Work to be completed:
Scan the listing below for the word "Казахстанская", then copy each line that has it.

Dataset records:
↓↓↓

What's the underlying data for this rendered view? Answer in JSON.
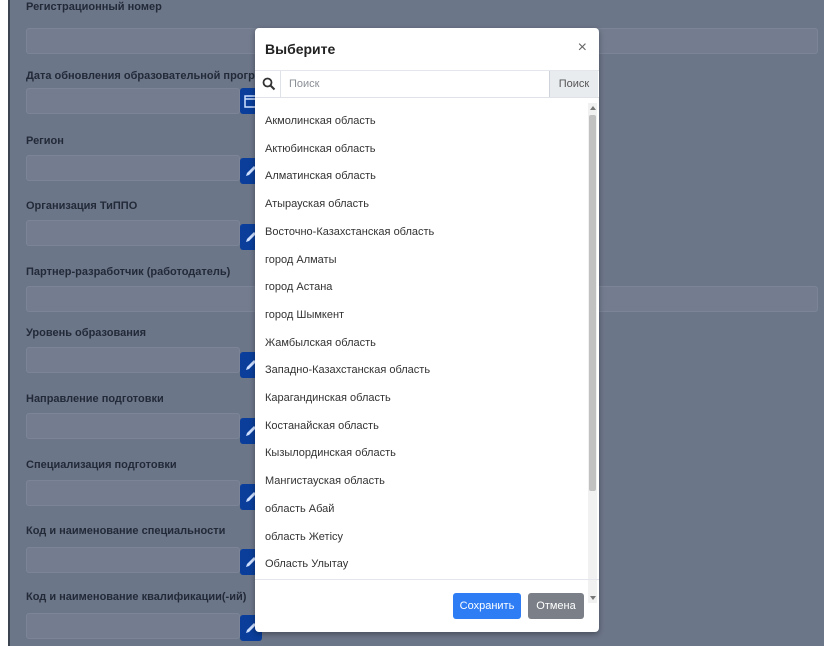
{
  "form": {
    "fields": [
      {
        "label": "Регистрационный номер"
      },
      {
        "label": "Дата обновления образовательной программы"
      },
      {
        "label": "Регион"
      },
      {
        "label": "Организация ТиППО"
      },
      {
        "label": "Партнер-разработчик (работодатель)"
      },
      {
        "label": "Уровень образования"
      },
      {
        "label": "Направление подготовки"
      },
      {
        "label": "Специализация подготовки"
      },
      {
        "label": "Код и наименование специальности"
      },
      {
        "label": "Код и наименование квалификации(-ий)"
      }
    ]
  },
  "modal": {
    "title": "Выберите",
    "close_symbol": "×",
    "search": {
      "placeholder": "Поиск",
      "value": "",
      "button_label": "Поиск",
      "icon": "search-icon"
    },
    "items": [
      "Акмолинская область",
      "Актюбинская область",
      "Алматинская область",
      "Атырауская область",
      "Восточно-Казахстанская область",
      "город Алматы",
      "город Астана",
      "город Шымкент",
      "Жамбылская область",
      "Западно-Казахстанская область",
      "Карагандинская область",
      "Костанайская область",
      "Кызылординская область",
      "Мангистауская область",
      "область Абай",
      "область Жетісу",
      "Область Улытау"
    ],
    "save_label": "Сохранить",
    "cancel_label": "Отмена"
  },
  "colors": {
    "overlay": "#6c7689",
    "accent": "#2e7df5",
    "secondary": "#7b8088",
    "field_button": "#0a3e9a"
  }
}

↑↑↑
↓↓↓

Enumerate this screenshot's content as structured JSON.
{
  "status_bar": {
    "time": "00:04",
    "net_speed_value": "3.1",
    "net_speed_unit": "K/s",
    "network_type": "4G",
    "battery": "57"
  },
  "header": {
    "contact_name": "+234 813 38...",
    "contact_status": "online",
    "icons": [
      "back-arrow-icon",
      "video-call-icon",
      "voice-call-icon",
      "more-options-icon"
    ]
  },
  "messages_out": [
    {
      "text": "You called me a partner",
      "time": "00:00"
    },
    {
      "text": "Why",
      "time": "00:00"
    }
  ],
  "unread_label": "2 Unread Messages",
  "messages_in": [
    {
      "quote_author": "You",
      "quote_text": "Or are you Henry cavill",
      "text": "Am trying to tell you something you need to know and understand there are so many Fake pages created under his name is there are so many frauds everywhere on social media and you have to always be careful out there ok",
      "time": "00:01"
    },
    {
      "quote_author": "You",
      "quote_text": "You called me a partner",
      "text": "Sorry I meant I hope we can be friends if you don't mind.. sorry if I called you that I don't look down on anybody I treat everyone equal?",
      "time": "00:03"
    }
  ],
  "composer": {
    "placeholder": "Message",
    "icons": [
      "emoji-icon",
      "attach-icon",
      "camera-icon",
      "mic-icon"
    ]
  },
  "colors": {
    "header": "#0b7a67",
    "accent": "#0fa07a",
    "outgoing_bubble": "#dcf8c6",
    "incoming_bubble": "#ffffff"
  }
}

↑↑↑
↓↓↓

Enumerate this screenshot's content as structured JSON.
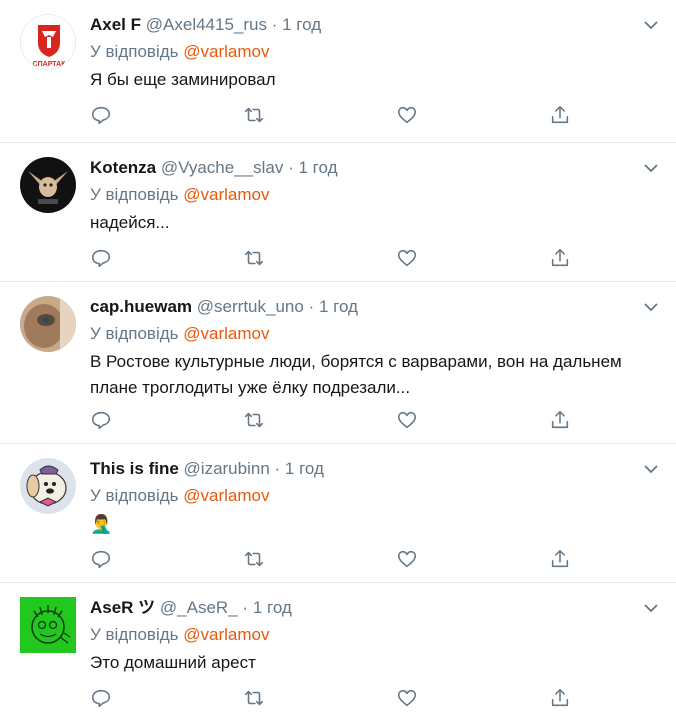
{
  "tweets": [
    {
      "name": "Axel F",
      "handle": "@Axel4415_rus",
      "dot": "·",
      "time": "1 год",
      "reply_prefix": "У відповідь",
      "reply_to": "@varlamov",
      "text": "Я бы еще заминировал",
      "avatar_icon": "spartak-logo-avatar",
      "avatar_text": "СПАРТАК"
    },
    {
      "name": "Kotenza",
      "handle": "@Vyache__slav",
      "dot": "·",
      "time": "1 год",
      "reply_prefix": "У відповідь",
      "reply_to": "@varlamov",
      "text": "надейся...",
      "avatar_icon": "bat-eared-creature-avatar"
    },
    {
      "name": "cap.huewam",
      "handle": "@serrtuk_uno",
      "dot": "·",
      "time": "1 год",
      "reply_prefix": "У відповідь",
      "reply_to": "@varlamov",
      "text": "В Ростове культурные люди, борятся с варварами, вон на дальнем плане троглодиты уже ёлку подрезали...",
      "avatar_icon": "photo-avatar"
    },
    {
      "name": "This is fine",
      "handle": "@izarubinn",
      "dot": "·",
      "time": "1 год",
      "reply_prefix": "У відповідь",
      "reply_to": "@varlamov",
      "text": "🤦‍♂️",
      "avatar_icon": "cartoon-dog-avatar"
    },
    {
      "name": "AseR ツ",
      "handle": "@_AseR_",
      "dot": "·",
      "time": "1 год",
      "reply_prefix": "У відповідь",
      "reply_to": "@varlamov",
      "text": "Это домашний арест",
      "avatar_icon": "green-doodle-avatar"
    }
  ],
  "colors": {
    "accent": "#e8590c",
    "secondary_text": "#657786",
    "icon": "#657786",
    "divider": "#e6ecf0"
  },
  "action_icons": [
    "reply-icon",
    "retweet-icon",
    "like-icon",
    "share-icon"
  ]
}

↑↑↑

Output for this exercise:
      "Восточно-Казахстанская область",
      "Западно-Казахстанская область",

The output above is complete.